Sacrifice becomes near-thematic in director Rian Johnson’s Episode VIII. He carefully maintains the “spark” of hope needed for the Resistance to exist. A second viewing convinced me “The Last Jedi” is no five-star classic. It does not rank as high as “The Empire Strikes Back” and stand-alone “Rogue One” as important sagas, but Johnson does not forget iconic heroes, earlier films or filmmakers that inspired creator George Lucas. (There’s even a “Rashomon” comparison.) Johnson keeps the “Star Wars” universe alive not only by bringing back Daisy Ridley’s Rey and John Boyega’s Finn, but also by luring far better work from Adam Driver as former crybaby killer Kylo Ren. Fighter pilot Poe Dameron (Oscar Isaac) is not forgotten, and a new hero is found in Asian actress Kelly Marie Tran’s grease monkey, Rose. When Abrams released “The Force Awakens,” some complained about similarities to “A New Hope.” Johnson avoids obvious copycatting. Mark Hamill is not the Luke we expected but, sans lightsaber, delivers one of his best performances. The film has moments most will question, or should, but risks are taken to keep the saga alive. Battles are compelling, in outer space and tight quarters. The overall story is visually stunning, with no shortage of action and surprises.
PG-13: Sci-fi action and violence — Premiere Cinemas (includes IMAX and D-Box) and Tinseltown 17.
Three Billboards Outside Ebbing, Missouri
Kerns rating: HHHHH
The film opens with conflict already in progress. Frances McDorman delivers a personal and powerful performances as Mildred, a divorced mother whose daughter was raped and incinerated seven months earlier. Furious that this heinous crime never was solved, McDorman provides cruel reminders on three billboards near town, meant to embarrass the local police chief.
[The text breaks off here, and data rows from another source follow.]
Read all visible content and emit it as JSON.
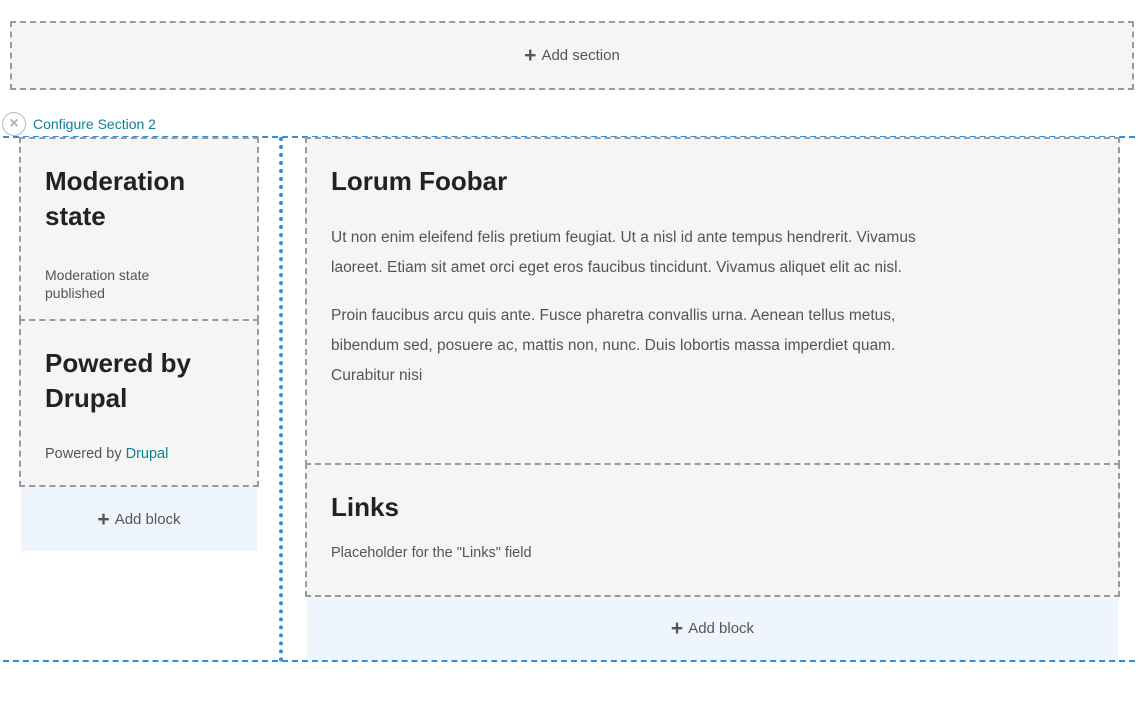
{
  "add_section": {
    "icon": "+",
    "label": "Add section"
  },
  "section": {
    "close_icon": "×",
    "configure_label": "Configure Section 2",
    "first_region": {
      "blocks": [
        {
          "title": "Moderation state",
          "label": "Moderation state",
          "value": "published"
        },
        {
          "title": "Powered by Drupal",
          "text": "Powered by ",
          "link": "Drupal"
        }
      ],
      "add_block": {
        "icon": "+",
        "label": "Add block"
      }
    },
    "second_region": {
      "blocks": [
        {
          "title": "Lorum Foobar",
          "paragraphs": [
            "Ut non enim eleifend felis pretium feugiat. Ut a nisl id ante tempus hendrerit. Vivamus laoreet. Etiam sit amet orci eget eros faucibus tincidunt. Vivamus aliquet elit ac nisl.",
            "Proin faucibus arcu quis ante. Fusce pharetra convallis urna. Aenean tellus metus, bibendum sed, posuere ac, mattis non, nunc. Duis lobortis massa imperdiet quam. Curabitur nisi"
          ]
        },
        {
          "title": "Links",
          "text": "Placeholder for the \"Links\" field"
        }
      ],
      "add_block": {
        "icon": "+",
        "label": "Add block"
      }
    }
  }
}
The signs: “Raped while dying,” “And still no arrests” and “How come, Chief Willoughby?” In the hands of writer-director Martin McDonagh, the film gains intensity through an intentional failure to introduce easily recognized villains. The screenplay is a mixture of wrenching drama and dark comic moments constructed with jaw-dropping surprises and twists. Also standing out is Sam Rockwell as Officer Dixon, whose immaturity and anger issues lead to even more violence even in defense of a friend.
R: Violence, language and sexual references — Movies 16.
Kerns rating: HHH
Young “Room” co-star Jacob Tremblay portrays August “Auggie” Pullman, home-schooled through age 10 and self-conscious to the point of wearing a toy space helmet in public. Auggie has a facial disorder called mandibulofacial dystosis, aka Treacher Collins syndrome. After 27 plastic surgeries, he fears being embarrassed and bullied when parents Owen Wilson and Julia Roberts insist that he man up and attend fifth grade in public school. .
PG: Thematic elements including bullying, and mild language — Premiere Cinemas, Movies 16 and Stars &Stripes Drive-In.
Star ratings, reviews are by A-J Media film critic William Kerns.